### Task goal
Among the entries, find the lines with the string "pipeline" and copy them.

----

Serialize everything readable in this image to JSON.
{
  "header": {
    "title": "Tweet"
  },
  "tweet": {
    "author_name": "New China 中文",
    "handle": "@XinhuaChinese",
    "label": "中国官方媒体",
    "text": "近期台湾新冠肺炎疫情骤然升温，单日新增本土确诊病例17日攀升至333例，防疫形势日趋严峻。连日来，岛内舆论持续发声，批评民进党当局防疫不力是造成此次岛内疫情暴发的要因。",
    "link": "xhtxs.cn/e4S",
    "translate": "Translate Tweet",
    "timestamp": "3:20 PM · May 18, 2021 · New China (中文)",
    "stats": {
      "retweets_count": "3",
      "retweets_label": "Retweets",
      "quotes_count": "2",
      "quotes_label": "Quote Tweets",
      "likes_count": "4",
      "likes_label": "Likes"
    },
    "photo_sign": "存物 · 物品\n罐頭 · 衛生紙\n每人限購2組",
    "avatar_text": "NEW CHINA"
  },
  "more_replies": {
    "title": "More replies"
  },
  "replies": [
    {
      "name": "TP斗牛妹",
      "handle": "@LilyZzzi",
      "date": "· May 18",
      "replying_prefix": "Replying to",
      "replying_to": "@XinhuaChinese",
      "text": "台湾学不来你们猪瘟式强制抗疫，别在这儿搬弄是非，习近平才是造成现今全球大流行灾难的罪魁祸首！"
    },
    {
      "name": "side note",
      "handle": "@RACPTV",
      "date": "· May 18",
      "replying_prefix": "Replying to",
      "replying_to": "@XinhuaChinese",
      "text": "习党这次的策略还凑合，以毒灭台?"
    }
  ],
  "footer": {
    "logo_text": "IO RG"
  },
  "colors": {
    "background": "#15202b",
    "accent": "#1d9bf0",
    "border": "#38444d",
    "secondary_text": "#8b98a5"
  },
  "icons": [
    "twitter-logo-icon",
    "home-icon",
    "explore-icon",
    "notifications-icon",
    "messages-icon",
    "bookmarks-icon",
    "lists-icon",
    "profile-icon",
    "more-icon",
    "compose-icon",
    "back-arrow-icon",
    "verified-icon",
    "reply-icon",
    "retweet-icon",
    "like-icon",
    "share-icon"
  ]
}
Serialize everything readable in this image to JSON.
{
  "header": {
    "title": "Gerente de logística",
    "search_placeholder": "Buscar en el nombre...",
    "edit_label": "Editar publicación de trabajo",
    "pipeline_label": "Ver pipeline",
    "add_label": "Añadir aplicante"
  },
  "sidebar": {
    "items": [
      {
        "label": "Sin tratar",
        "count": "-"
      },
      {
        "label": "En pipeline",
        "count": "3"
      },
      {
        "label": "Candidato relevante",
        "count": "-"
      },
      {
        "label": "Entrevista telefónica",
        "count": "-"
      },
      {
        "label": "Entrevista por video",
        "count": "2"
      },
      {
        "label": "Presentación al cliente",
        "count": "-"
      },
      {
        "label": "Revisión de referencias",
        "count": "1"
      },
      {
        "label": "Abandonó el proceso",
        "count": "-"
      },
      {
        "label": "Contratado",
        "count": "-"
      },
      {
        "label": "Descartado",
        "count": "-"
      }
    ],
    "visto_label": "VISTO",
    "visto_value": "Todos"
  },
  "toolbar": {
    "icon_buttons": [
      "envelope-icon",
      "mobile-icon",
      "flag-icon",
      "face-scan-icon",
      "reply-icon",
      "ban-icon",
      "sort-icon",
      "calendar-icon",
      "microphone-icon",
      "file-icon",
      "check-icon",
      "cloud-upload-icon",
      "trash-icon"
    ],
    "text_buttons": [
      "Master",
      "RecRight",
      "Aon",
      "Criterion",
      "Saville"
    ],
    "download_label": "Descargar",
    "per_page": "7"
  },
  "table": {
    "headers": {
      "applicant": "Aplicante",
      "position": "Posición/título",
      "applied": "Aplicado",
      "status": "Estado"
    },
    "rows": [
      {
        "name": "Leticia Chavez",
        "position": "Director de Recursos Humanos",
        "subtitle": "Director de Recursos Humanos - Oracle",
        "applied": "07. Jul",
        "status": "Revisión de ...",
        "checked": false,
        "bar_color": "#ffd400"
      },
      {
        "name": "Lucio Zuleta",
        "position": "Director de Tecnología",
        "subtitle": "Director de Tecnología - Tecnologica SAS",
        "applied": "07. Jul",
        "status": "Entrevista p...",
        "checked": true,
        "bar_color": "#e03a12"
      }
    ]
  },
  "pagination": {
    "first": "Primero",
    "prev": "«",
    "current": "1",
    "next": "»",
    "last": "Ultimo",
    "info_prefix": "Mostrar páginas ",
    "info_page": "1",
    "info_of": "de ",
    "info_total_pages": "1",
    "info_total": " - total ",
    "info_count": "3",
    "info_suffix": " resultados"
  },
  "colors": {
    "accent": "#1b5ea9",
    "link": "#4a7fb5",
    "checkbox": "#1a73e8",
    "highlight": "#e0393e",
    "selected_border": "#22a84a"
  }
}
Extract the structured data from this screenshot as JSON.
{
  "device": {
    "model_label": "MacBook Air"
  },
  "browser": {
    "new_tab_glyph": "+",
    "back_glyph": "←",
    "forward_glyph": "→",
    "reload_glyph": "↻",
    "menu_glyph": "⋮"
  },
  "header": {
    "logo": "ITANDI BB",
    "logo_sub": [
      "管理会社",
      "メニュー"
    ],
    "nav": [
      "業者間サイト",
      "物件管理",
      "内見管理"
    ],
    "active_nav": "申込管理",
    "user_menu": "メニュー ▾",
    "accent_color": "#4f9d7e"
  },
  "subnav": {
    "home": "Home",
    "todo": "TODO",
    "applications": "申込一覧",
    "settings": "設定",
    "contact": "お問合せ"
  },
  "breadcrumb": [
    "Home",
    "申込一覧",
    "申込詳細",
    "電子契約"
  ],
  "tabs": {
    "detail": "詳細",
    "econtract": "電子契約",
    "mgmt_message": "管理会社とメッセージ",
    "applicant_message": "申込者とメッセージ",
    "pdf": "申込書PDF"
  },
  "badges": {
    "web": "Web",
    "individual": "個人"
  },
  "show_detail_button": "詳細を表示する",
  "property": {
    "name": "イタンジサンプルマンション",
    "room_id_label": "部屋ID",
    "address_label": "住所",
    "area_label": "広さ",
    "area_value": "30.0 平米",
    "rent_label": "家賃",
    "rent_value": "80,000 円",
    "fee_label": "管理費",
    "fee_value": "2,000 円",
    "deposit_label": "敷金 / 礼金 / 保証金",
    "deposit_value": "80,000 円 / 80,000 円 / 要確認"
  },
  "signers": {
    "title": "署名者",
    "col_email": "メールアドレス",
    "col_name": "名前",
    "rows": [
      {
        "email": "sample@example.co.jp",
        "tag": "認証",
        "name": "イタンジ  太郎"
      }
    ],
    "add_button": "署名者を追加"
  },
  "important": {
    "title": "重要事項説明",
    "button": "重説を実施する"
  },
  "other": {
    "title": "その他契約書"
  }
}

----

### Result of the task
    "pipeline_label": "Ver pipeline",
        "label": "En pipeline",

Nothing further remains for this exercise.